State governor strikes deal with animal welfare groups to avoid costly campaign

Instead of "fighting an acrimonious campaign" over animal welfare reform, a Midwestern state governor on Wednesday ordered improvements to the state's animal care standards including the phasing out of extreme confinement systems for breeding pigs and veal calves and an immediate moratorium on battery cage construction.

Update on the Food Safety Bill

Food Safety Talks: An Interview with NSAC's Ferd Hoefner

Confused by the Supreme Court's GE Ruling?

U.S. Supreme Court Ruling in GE Alfalfa Case

Other Issues Delay Senate Food Safety

The Packer

Senate food safety legislation is getting squeezed by a tight Congressional calendar.

Food Safety Update

S510, the Food Safety Modernization Act, was expected to be taken up by the Senate just after Memorial Day but has been pushed back due to the Gulf oil spill.

The Wedge is following debate about this bill from many sources. Blogs from the National Sustainable Agriculture Coalition (NSAC), a farm and foods advocate in Washington, DC., provides ongoing dialog about the debate and the issues that are meaningful to those of us interested in food safety.

USDA Local Food Systems Report

A recent report from the United States Department of Agriculture (USDA) about local food systems provides a comprehensive literature-review-based overview of the current understanding of local food systems, including: alternative definitions, estimates of market size and reach, descriptions of the characteristics of local food consumers and producers, and an examination of early evidence on the economic and health impacts of such systems.

Just when you think organic agriculture is making new friends, news comes to remind you that you always have to be on guard.

Bill introduced to repeal National Organic Certification Cost-Share Program

Rep. Mike Conaway (R-TX) has introduced a bill, HR 5326, to repeal the National Organic Certification Cost-Share Program. Rep. Conaway has continually introduced similar legislation since the 2008 Farm Bill. The bill will not likely receive a Committee hearing, but will serve as a "marker" bill for the 2012 Farm Bill, which enhances the issue's visibility in advance of the 2012 Farm Bill. The Organic Trade Association (OTA) has scheduled a meeting with Congressman Conaway to discuss the importance of the program to the organic industry, especially small farmers.

OTA is reaching out to other groups (Organic Farmers Research Foundation, National Organic Coalition and National Sustainable Agriculture Coalition) and individual OTA members to send a joint letter to the House Agriculture Committee in opposition to the bill. OTA is committed to keeping the program in place and there are currently no cosponsors of this bill.

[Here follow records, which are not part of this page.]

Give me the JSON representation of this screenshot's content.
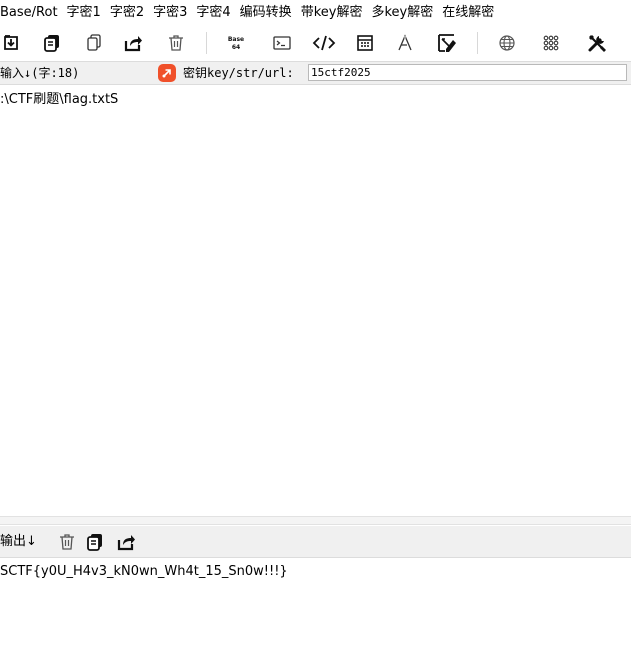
{
  "menubar": {
    "items": [
      "Base/Rot",
      "字密1",
      "字密2",
      "字密3",
      "字密4",
      "编码转换",
      "带key解密",
      "多key解密",
      "在线解密"
    ]
  },
  "toolbar": {
    "base_icon_text_top": "Base",
    "base_icon_text_bottom": "64"
  },
  "input_header": {
    "label": "输入↓(字:18)",
    "key_label": "密钥key/str/url:",
    "key_value": "15ctf2025",
    "key_icon_color": "#f0502a"
  },
  "input": {
    "text": ":\\CTF刷题\\flag.txtS"
  },
  "output_header": {
    "label": "输出↓"
  },
  "output": {
    "text": "SCTF{y0U_H4v3_kN0wn_Wh4t_15_Sn0w!!!}"
  }
}
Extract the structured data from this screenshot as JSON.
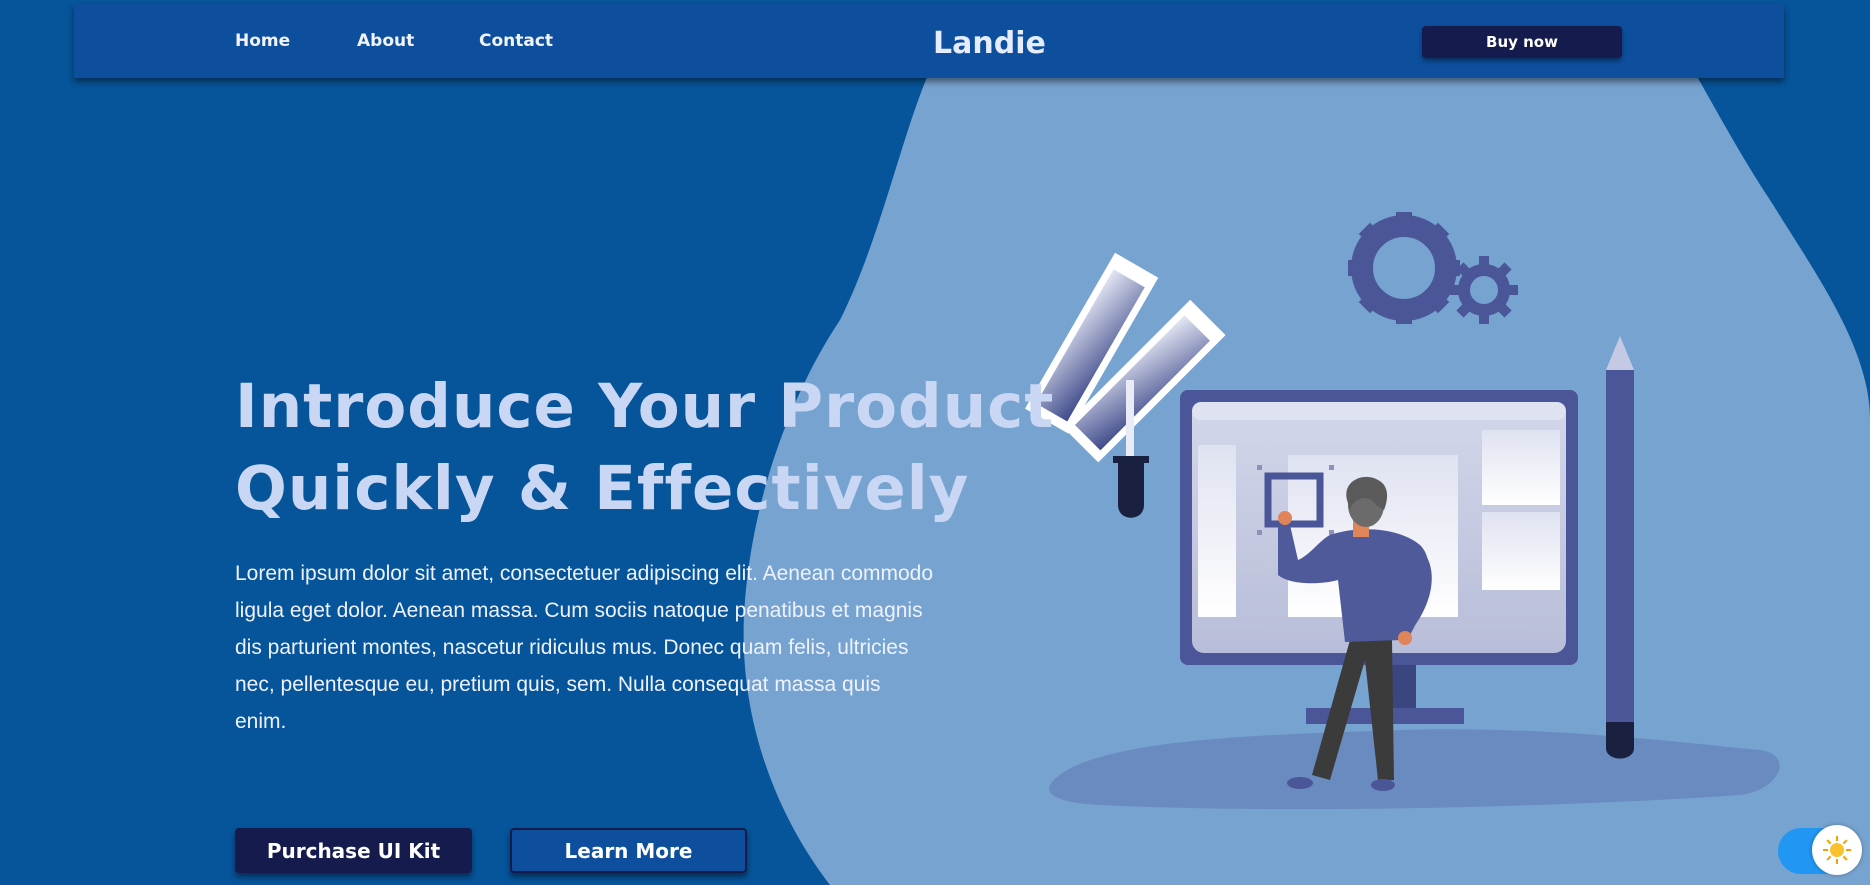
{
  "nav": {
    "links": [
      "Home",
      "About",
      "Contact"
    ],
    "brand": "Landie",
    "cta_label": "Buy now"
  },
  "hero": {
    "title_line1": "Introduce Your Product",
    "title_line2": "Quickly & Effectively",
    "description": "Lorem ipsum dolor sit amet, consectetuer adipiscing elit. Aenean commodo ligula eget dolor. Aenean massa. Cum sociis natoque penatibus et magnis dis parturient montes, nascetur ridiculus mus. Donec quam felis, ultricies nec, pellentesque eu, pretium quis, sem. Nulla consequat massa quis enim.",
    "primary_button": "Purchase UI Kit",
    "secondary_button": "Learn More"
  },
  "theme_toggle": {
    "icon": "sun-icon",
    "state": "on"
  },
  "colors": {
    "background": "#06549a",
    "navbar": "#0d4f9d",
    "blob": "#77a3d0",
    "button_dark": "#151b4d",
    "illustration_accent": "#4a5697",
    "toggle": "#2196f3"
  }
}
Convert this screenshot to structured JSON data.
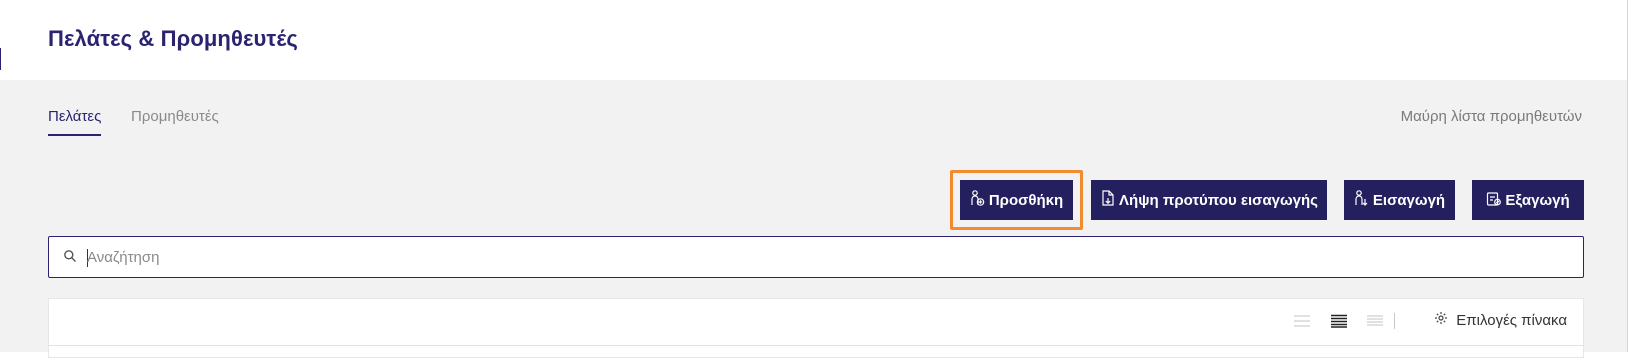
{
  "header": {
    "title": "Πελάτες & Προμηθευτές"
  },
  "tabs": [
    {
      "label": "Πελάτες",
      "active": true
    },
    {
      "label": "Προμηθευτές",
      "active": false
    }
  ],
  "blacklist_link": "Μαύρη λίστα προμηθευτών",
  "actions": {
    "add": {
      "label": "Προσθήκη",
      "icon": "person-add-icon"
    },
    "download_template": {
      "label": "Λήψη προτύπου εισαγωγής",
      "icon": "document-download-icon"
    },
    "import": {
      "label": "Εισαγωγή",
      "icon": "person-import-icon"
    },
    "export": {
      "label": "Εξαγωγή",
      "icon": "export-icon"
    }
  },
  "search": {
    "placeholder": "Αναζήτηση",
    "value": ""
  },
  "table_toolbar": {
    "density_options": [
      "compact",
      "standard",
      "comfortable"
    ],
    "selected_density": "standard",
    "options_label": "Επιλογές πίνακα"
  },
  "colors": {
    "primary": "#241f5e",
    "title": "#2a2470",
    "highlight": "#f28a30",
    "background": "#f2f2f2"
  }
}
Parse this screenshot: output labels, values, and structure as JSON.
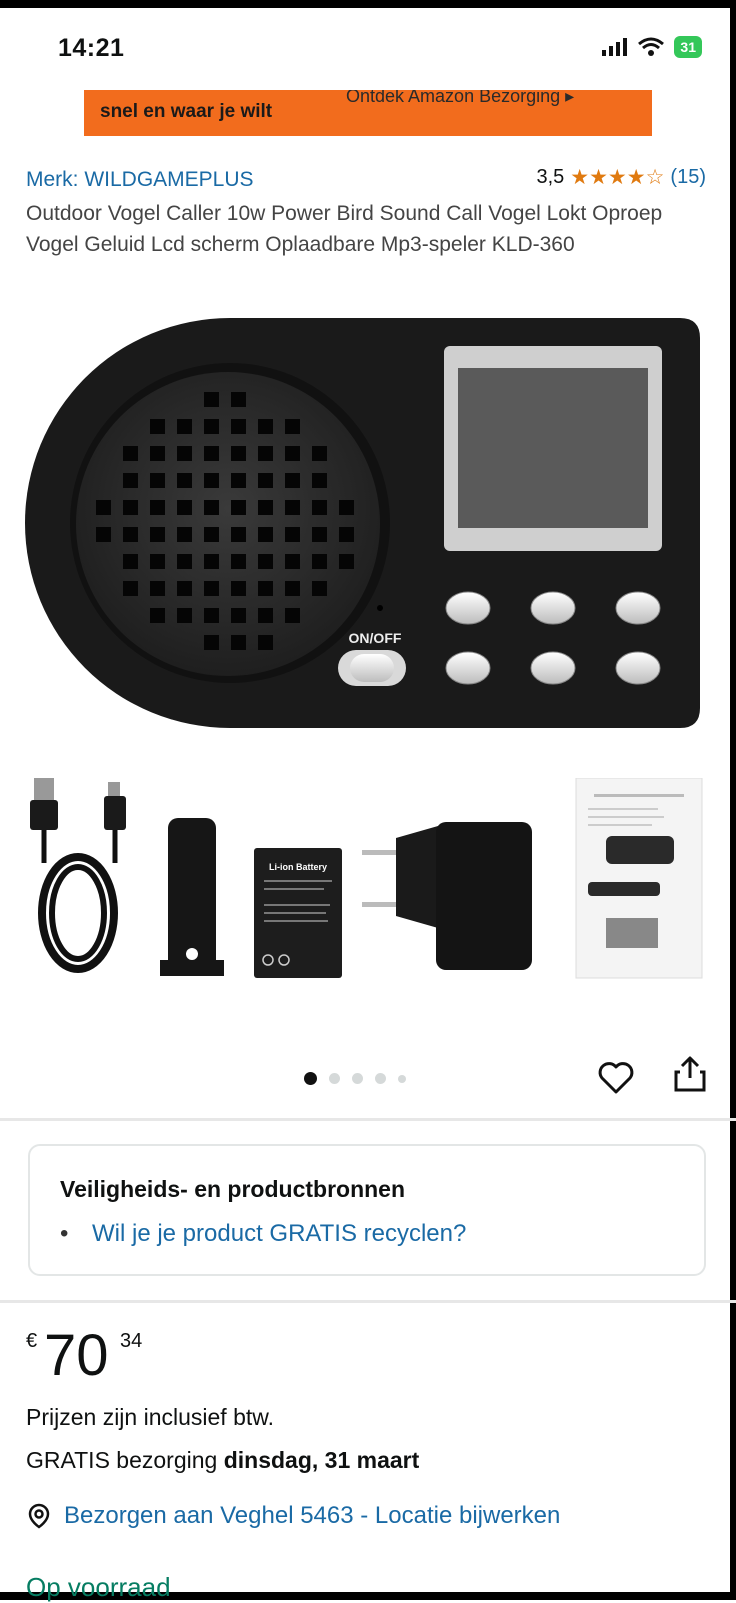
{
  "status_bar": {
    "time": "14:21",
    "battery": "31"
  },
  "banner": {
    "left_text": "snel en waar je wilt",
    "right_text": "Ontdek Amazon Bezorging ▸"
  },
  "product": {
    "brand": "Merk: WILDGAMEPLUS",
    "rating_value": "3,5",
    "rating_stars": "★★★★☆",
    "rating_count": "(15)",
    "title": "Outdoor Vogel Caller 10w Power Bird Sound Call Vogel Lokt Oproep Vogel Geluid Lcd scherm Oplaadbare Mp3-speler KLD-360",
    "device_switch_label": "ON/OFF",
    "battery_label": "Li-ion Battery"
  },
  "carousel": {
    "total": 5,
    "active": 0
  },
  "safety": {
    "title": "Veiligheids- en productbronnen",
    "bullet": "•",
    "link": "Wil je je product GRATIS recyclen?"
  },
  "price": {
    "currency": "€",
    "whole": "70",
    "fraction": "34"
  },
  "price_note": "Prijzen zijn inclusief btw.",
  "delivery": {
    "prefix": "GRATIS bezorging ",
    "date": "dinsdag, 31 maart"
  },
  "location": {
    "text": "Bezorgen aan Veghel 5463 - Locatie bijwerken"
  },
  "stock": "Op voorraad",
  "colors": {
    "link": "#1a6aa5",
    "banner": "#f26c1d",
    "star": "#e07a10",
    "stock": "#067d62"
  }
}
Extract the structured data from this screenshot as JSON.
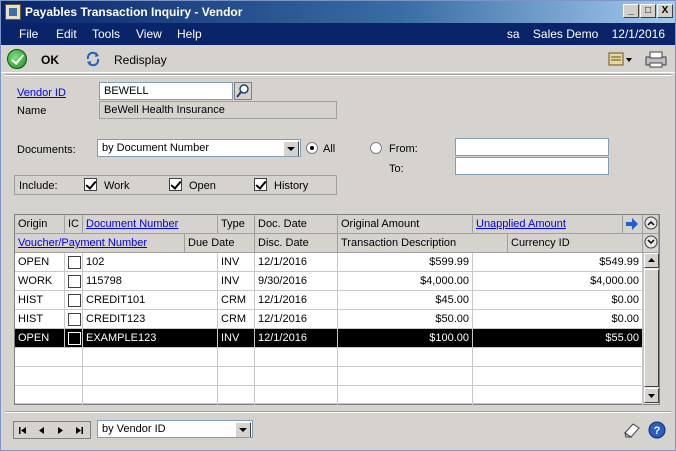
{
  "window": {
    "title": "Payables Transaction Inquiry - Vendor",
    "controls": {
      "minimize": "_",
      "maximize": "□",
      "close": "X"
    }
  },
  "menubar": {
    "items": [
      "File",
      "Edit",
      "Tools",
      "View",
      "Help"
    ],
    "user": "sa",
    "company": "Sales Demo",
    "date": "12/1/2016"
  },
  "toolbar": {
    "ok_label": "OK",
    "redisplay_label": "Redisplay"
  },
  "vendor": {
    "id_label": "Vendor ID",
    "id_value": "BEWELL",
    "name_label": "Name",
    "name_value": "BeWell Health Insurance"
  },
  "documents": {
    "label": "Documents:",
    "sort_value": "by Document Number",
    "all_label": "All",
    "from_label": "From:",
    "to_label": "To:",
    "from_value": "",
    "to_value": "",
    "all_selected": true
  },
  "include": {
    "label": "Include:",
    "work_label": "Work",
    "open_label": "Open",
    "history_label": "History",
    "work_checked": true,
    "open_checked": true,
    "history_checked": true
  },
  "grid": {
    "headers_row1": {
      "origin": "Origin",
      "ic": "IC",
      "document_number": "Document Number",
      "type": "Type",
      "doc_date": "Doc. Date",
      "original_amount": "Original Amount",
      "unapplied_amount": "Unapplied Amount"
    },
    "headers_row2": {
      "voucher_payment_number": "Voucher/Payment Number",
      "due_date": "Due Date",
      "disc_date": "Disc. Date",
      "transaction_description": "Transaction Description",
      "currency_id": "Currency ID"
    },
    "rows": [
      {
        "origin": "OPEN",
        "doc": "102",
        "type": "INV",
        "date": "12/1/2016",
        "original": "$599.99",
        "unapplied": "$549.99"
      },
      {
        "origin": "WORK",
        "doc": "115798",
        "type": "INV",
        "date": "9/30/2016",
        "original": "$4,000.00",
        "unapplied": "$4,000.00"
      },
      {
        "origin": "HIST",
        "doc": "CREDIT101",
        "type": "CRM",
        "date": "12/1/2016",
        "original": "$45.00",
        "unapplied": "$0.00"
      },
      {
        "origin": "HIST",
        "doc": "CREDIT123",
        "type": "CRM",
        "date": "12/1/2016",
        "original": "$50.00",
        "unapplied": "$0.00"
      },
      {
        "origin": "OPEN",
        "doc": "EXAMPLE123",
        "type": "INV",
        "date": "12/1/2016",
        "original": "$100.00",
        "unapplied": "$55.00"
      }
    ],
    "selected_row": 4
  },
  "bottom": {
    "sort_value": "by Vendor ID"
  },
  "icons": {
    "ok": "ok-checkmark-icon",
    "redisplay": "redisplay-icon",
    "lookup": "magnifier-icon",
    "note": "note-icon",
    "help": "help-icon"
  }
}
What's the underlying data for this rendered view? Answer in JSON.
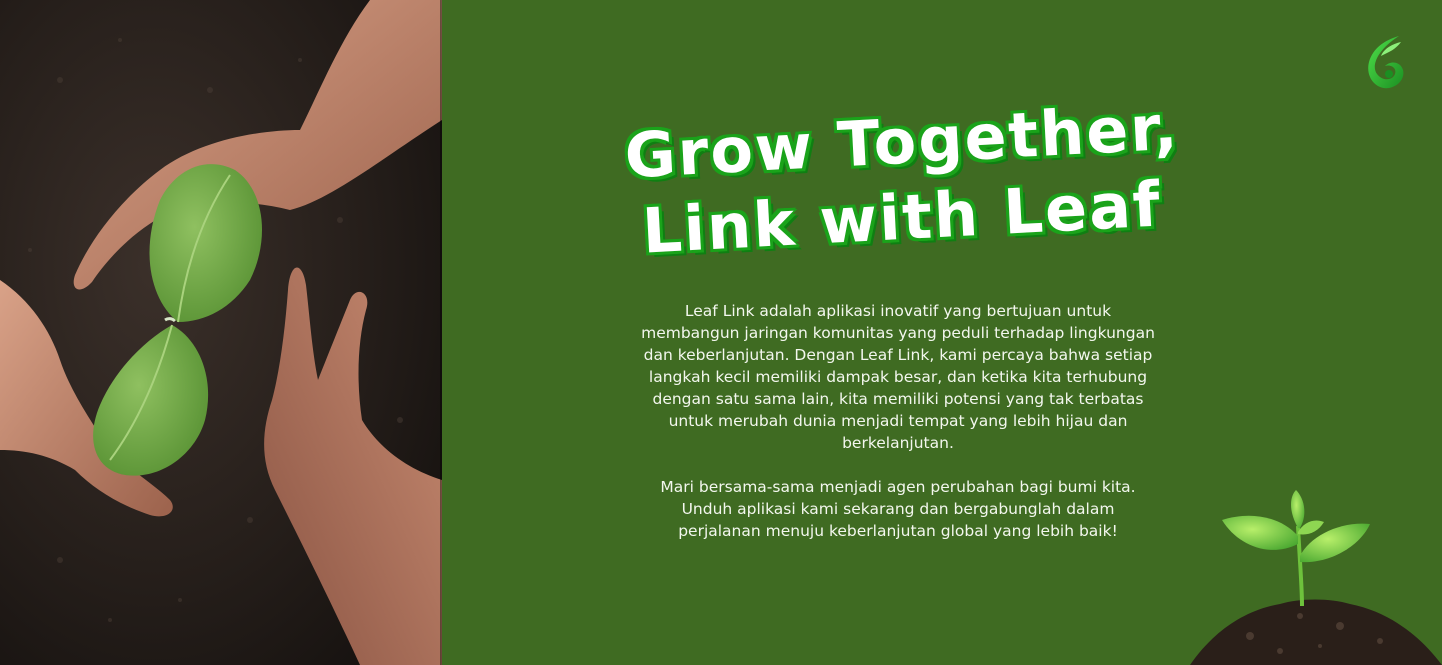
{
  "hero": {
    "headline_line1": "Grow Together,",
    "headline_line2": "Link with Leaf"
  },
  "description": {
    "paragraph1": "Leaf Link adalah aplikasi inovatif yang bertujuan untuk membangun jaringan komunitas yang peduli terhadap lingkungan dan keberlanjutan.  Dengan Leaf Link, kami percaya bahwa setiap langkah kecil memiliki dampak besar, dan ketika kita terhubung dengan satu sama lain, kita memiliki potensi yang tak terbatas untuk merubah dunia menjadi tempat yang lebih hijau dan berkelanjutan.",
    "paragraph2": "Mari bersama-sama menjadi agen perubahan bagi bumi kita. Unduh aplikasi kami sekarang dan bergabunglah dalam perjalanan menuju keberlanjutan global yang lebih baik!"
  },
  "icons": {
    "logo": "leaf-logo-icon",
    "photo": "hands-seedling-photo",
    "sprout": "sprout-soil-illustration"
  },
  "colors": {
    "background": "#3f6b22",
    "headline_outline": "#1aa31a",
    "text": "#f3f7ee"
  }
}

The Cost-Share Program is used by the Wedge to recoup some of the costs associated with our Organic Certification. It's not much, but it does help with the expense of our annual Inspection and renewal fees. The Cost-Share Program is funded through the Farm Bill and funds are distributed through State Organic Programs. Cost-Share is capped at $750 per Tax ID.